You’re probably not going to be too happy when you want to head out for your first dive of the season and you take your tank to the dive shop for an air fill and find its out of test. No dive shop will fill a scuba cylinder out of test. Check your cylinder and ensure it is still in test before wanting to dive in this season.
Ozaquatec Scuba Service Centre is a full accredited SAI Global Hydrostatic Cylinder test station complying with Australian standards AS2030 and AS2337. See Hydrostatic Testing
Just with doing checks on your other Scuba gear its always worthwhile to do your own external inspection of your cylinder. You should be looking for any damage such as gouges, dents or corrosion. To carry out this inspection thoroughly, the cylinder boot and mesh are removed. Check for any signs of problems and if you find some get the cylinder looked at immediately at a licensed cylinder testing station.
If you have a tank handle, make sure it’s secured properly.
Now that covers all of your main gear but don’t forget about all your accessories…
Mask and Fin straps have a great knack of snapping just at the wrong time. Be sure to check them over, stretch them to look for any tears or splits. For your own sake make sure you carry at least one spare strap of each type you use in your emergency spares box!

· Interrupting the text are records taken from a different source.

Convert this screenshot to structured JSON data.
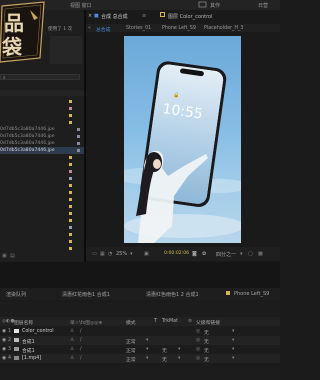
{
  "menu": {
    "window_title_fragment": "视图  窗口",
    "item_right1": "其作",
    "item_right2": "日营"
  },
  "project": {
    "label_right": "使用了 1 次",
    "files": [
      "0d7db5c3a80a7446.jpe",
      "0d7db5c3a80a7446.jpe",
      "0d7db5c3a80a7446.jpe",
      "0d7db5c3a80a7446.jpe"
    ]
  },
  "comp": {
    "panel_title": "合成 总合成",
    "layer_panel_title": "图层  Color_control",
    "tabs": [
      "总合成",
      "Stories_01",
      "Phone Left_S9",
      "Placeholder_H_3"
    ],
    "phone_time": "10:55"
  },
  "viewer": {
    "zoom": "25%",
    "timecode": "0:00:02:06",
    "view_mode": "四分之一"
  },
  "timeline": {
    "tabs": [
      "渲染队列",
      "清惠红花雨色1 合成1",
      "清惠红色雨色1 2 合成1",
      "Phone Left_S9"
    ],
    "header": {
      "layer_name": "图层名称",
      "switches": "单☆\\fx图◎◎⊕",
      "mode": "模式",
      "t": "T",
      "trkmat": "TrkMat",
      "parent": "父级和链接"
    },
    "layers": [
      {
        "num": "1",
        "name": "Color_control",
        "color": "#d9d9d9",
        "mode": "",
        "trk": "",
        "parent": "无"
      },
      {
        "num": "2",
        "name": "合成1",
        "color": "#a0a0a0",
        "mode": "正常",
        "trk": "",
        "parent": "无"
      },
      {
        "num": "3",
        "name": "合成1",
        "color": "#9a9a9a",
        "mode": "正常",
        "trk": "无",
        "parent": "无"
      },
      {
        "num": "4",
        "name": "[1.mp4]",
        "color": "#8f8f8f",
        "mode": "正常",
        "trk": "无",
        "parent": "无"
      }
    ]
  },
  "colors": {
    "accent_blue": "#4a8bdc",
    "label_yellow": "#d6b84a",
    "label_pink": "#c08a9a"
  }
}
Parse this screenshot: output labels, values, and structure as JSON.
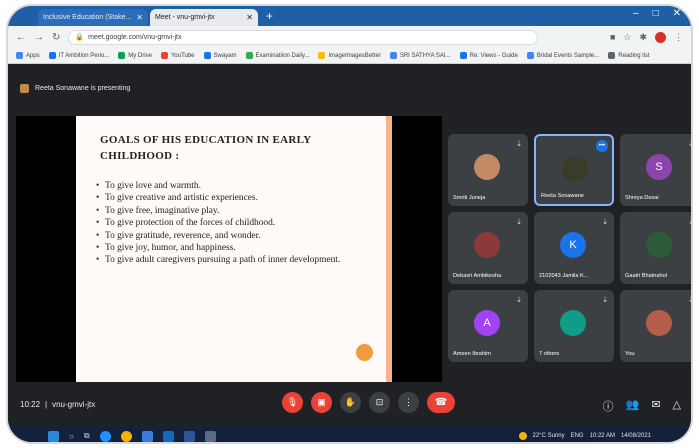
{
  "browser": {
    "tabs": [
      {
        "label": "Inclusive Education (Stake...",
        "active": false
      },
      {
        "label": "Meet - vnu-gmvi-jtx",
        "active": true
      }
    ],
    "new_tab": "+",
    "window_controls": [
      "–",
      "□",
      "✕"
    ],
    "address": "meet.google.com/vnu-gmvi-jtx",
    "bookmarks": [
      {
        "label": "Apps",
        "color": "#4285f4"
      },
      {
        "label": "IT Ambition Perio...",
        "color": "#1a73e8"
      },
      {
        "label": "My Drive",
        "color": "#0f9d58"
      },
      {
        "label": "YouTube",
        "color": "#ea4335"
      },
      {
        "label": "Swayam",
        "color": "#1a73e8"
      },
      {
        "label": "Examinatiion Daily...",
        "color": "#34a853"
      },
      {
        "label": "ImageImagesBetter",
        "color": "#fbbc04"
      },
      {
        "label": "SRI SATHYA SAI...",
        "color": "#4285f4"
      },
      {
        "label": "Re: Views - Guide",
        "color": "#1a73e8"
      },
      {
        "label": "Bridal Events Sample...",
        "color": "#4285f4"
      },
      {
        "label": "Reading list",
        "color": "#5f6368"
      }
    ]
  },
  "meet": {
    "presenting_text": "Reeta Sonawane is presenting",
    "slide": {
      "title": "Goals of his education in early childhood :",
      "items": [
        "To give  love and warmth.",
        "To give creative and artistic experiences.",
        "To give  free, imaginative play.",
        "To give  protection of the forces of childhood.",
        "To give gratitude, reverence, and wonder.",
        "To give  joy, humor, and happiness.",
        "To give  adult caregivers pursuing a path of inner development."
      ]
    },
    "participants": [
      {
        "name": "Smriti Juneja",
        "initial": "",
        "color": "#c48a64",
        "active": false
      },
      {
        "name": "Reeta Sonawane",
        "initial": "",
        "color": "#3b3b2a",
        "active": true
      },
      {
        "name": "Shreya Desai",
        "initial": "S",
        "color": "#8e44ad",
        "active": false
      },
      {
        "name": "Debasri Ambikesha",
        "initial": "",
        "color": "#8b3a3a",
        "active": false
      },
      {
        "name": "2102043 Jamila K...",
        "initial": "K",
        "color": "#1a73e8",
        "active": false
      },
      {
        "name": "Gaatri Bhatnahol",
        "initial": "",
        "color": "#2d5a3a",
        "active": false
      },
      {
        "name": "Ameen Ibrahim",
        "initial": "A",
        "color": "#a142f4",
        "active": false
      },
      {
        "name": "7 others",
        "initial": "",
        "color": "#0f9d88",
        "active": false
      },
      {
        "name": "You",
        "initial": "",
        "color": "#b55f4a",
        "active": false
      }
    ],
    "time": "10:22",
    "meeting_code": "vnu-gmvi-jtx",
    "badge_label": "•••"
  },
  "taskbar": {
    "weather": "22°C Sunny",
    "time": "10:22 AM",
    "date": "14/08/2021",
    "lang": "ENG"
  }
}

Computers have had battery condition indicators for years now, but don’t forget that batteries are affected by temperature, so even though the indicator might say 50% whilst on the surface attached to your nice warm wrist, as it hits the water and cools down it could quite easily fail. Be safe, get it replaced (or do it yourself if it’s user changeable) before the battery level gets too low.
Items such as your torch shouldn’t be overlooked either. The O-ring that is preventing it from being flooded should be checked. Carefully remove the O-ring (don’t use sharp implements as you could nick or cut the o-ring). Give the O-ring a wash in some warm soapy water and dry it. Inspect the O-ring for any damage, and finally apply and a sparing amount of silicone grease.
The groove in which the O-ring sits should also be cleaned out and dried before re-inserting the o-ring.
This checklist and these steps should never replace proper servicing carried out by a trained and qualified service technician. Consider these steps as a check that everything is in good working order and a means of spotting potential problems before they become an real problem.